Delaware Equine WNV
The Delaware Department of Agriculture has confirmed a case of West Nile virus (WNV) in Kent County. The 4-year-old Standardbred mare showed an onset of clinical signs on September 23 and went down in the pasture with a fever on September 24. The horse was still alive when the case was reported.
Ohio Reports Five New Equine WNV Cases
The Ohio Department of Agriculture Animal Disease Diagnostic Laboratory (ADDL) has confirmed five cases of West Nile virus.
- A 4-year-old Standardbred gelding showed an onset of clinical signs on September 12. Clinical signs included lethargy and moderate ataxia for 10 days, weakness in the rear limbs, and a temperature of 102 degrees F. This gelding responded to treatment and was improving as of September 22.
- A 6-year old Belgian mare began showing clinical signs on September 14, which included going down in the rear legs, with the right rear limb more affected than the left. The mare was repeatedly up and down with a temperature of 103 degrees F, and she died on September 16 despite treatment. The horse was not vaccinated against WNV.
- An adult Standardbred mare was noted as seeming “off” starting about September 5 and was first examined on September 12, presenting as down and unable to rise with weakness in the hindquarters. The mare was easily agitated from a near somnolent state, and she was euthanized after becoming unable to rise. The horse was not vaccinated against WNV.
- An 11-year-old Dutch Harness Horse mare was initially found down in a pasture on September 11. She was unable to rise and appeared to lose control of her hind limbs. There was no response to treatment and the horse was still unable to rise on September 12. Due to progressive clinical deterioration, she was euthanized that evening. The horse was not vaccinated against WNV.
- A 17-year-old Standardbred mare was first seen on September 15 for a low-grade fever (101 degrees F), and acute onset of ataxia in all four legs and muscle fasciculations in the neck and shoulders. She did not become recumbent. Serum was collected on September 19. The mare had not been vaccinated against WNV. The outcome is not known as of October 3.
These cases bring the count of equine WNV cases in Ohio to 10 for 2017 with the following counties affected: Ashtabula (1), Geauga (1), Holmes (1), Logan (2), Tuscawaras (1), Wayne (4).
Utah Reports Three Equine WNV Cases
The Utah Department of Agriculture and Food has confirmed that three horses tested positive for West Nile Virus in the central, eastern and northern regions of the state. The cases occurred in a 9-year-old Paint mare, a 2-year-old Quarter Horse gelding, and a 5-year-old Quarter Horse gelding.
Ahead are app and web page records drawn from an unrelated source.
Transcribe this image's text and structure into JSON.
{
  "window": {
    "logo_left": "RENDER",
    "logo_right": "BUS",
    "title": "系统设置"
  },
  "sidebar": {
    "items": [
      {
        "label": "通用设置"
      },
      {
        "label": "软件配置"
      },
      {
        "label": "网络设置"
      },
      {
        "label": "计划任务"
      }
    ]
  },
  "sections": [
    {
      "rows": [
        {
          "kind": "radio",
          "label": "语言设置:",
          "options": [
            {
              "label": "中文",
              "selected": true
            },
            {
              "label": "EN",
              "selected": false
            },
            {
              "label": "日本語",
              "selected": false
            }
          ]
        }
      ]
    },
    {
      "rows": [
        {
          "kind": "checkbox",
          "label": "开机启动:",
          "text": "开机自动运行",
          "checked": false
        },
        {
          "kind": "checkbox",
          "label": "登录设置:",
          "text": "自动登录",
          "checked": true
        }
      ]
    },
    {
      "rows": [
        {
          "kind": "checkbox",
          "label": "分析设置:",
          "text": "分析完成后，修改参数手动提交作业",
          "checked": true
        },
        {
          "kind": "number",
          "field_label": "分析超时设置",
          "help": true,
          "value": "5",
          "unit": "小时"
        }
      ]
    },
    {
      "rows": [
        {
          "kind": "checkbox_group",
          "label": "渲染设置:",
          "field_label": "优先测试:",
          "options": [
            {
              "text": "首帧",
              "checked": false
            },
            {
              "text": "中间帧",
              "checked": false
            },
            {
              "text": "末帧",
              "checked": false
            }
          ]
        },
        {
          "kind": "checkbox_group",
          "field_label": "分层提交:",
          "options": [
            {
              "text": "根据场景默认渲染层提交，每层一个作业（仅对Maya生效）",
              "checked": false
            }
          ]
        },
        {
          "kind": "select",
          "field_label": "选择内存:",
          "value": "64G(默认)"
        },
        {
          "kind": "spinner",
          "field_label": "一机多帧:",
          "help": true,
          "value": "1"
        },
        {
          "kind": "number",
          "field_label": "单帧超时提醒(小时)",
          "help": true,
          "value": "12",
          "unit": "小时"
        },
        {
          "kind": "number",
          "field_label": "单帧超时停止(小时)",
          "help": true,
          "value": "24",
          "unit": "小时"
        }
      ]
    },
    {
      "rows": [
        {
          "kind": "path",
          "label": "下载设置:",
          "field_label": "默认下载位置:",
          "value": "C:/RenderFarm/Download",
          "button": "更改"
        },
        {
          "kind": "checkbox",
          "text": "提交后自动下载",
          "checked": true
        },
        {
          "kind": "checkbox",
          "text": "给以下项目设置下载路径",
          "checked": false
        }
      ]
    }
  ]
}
All were unvaccinated, but all were treated and are recovering.
There have been a total of 31 confirmed cases of WNV in Utah for 2017. For more information visit http://ag.utah.gov/animal.html.
Wisconsin Reports Two Equine WNV Cases
The Wisconsin Department of Agriculture, Trade and Consumer Protection has confirmed West Nile virus in two horses.
The first was in an 11-year-old Tennessee Walking Horse gelding with signs of incoordination, hyperesthesia and being very subdued on September 23 in Jefferson County. The horse was treated and is recovering.
The second horse is an unvaccinated Standardbred stallion in Clark County that was found down and unable to rise on September 1. The horse was being treated and was continuing to eat and drink, but unable to rise a week later with current outcome unknown. Confirmation of WNV in both cases was from NVSL.
Wisconsin Reports Equine EEE Case
The Wisconsin Department of Agriculture, Trade and Consumer Protection has confirmed Eastern equine encephalitis (EEE) in a vaccinated 7-year-old Quarter Horse mare in Prince county. The mare was vaccinated in March 2017, and on September 6 was found down. The mare was treated on that day and got up on September 17. The mare is still neurologic (hypermetric and hyperesthetic), and because the mare is pregnant she is being treated in hopes of having a normal foal. Conformation of EEE was from NVSL.
The Equine Disease Communication Center (EDCC) works to protect horses and the horse industry from the threat of infectious diseases in North America. The communication system is designed to seek and report real time information about disease outbreaks similar to how the Centers for Disease Control and Prevention (CDC) alerts the human population about diseases in people.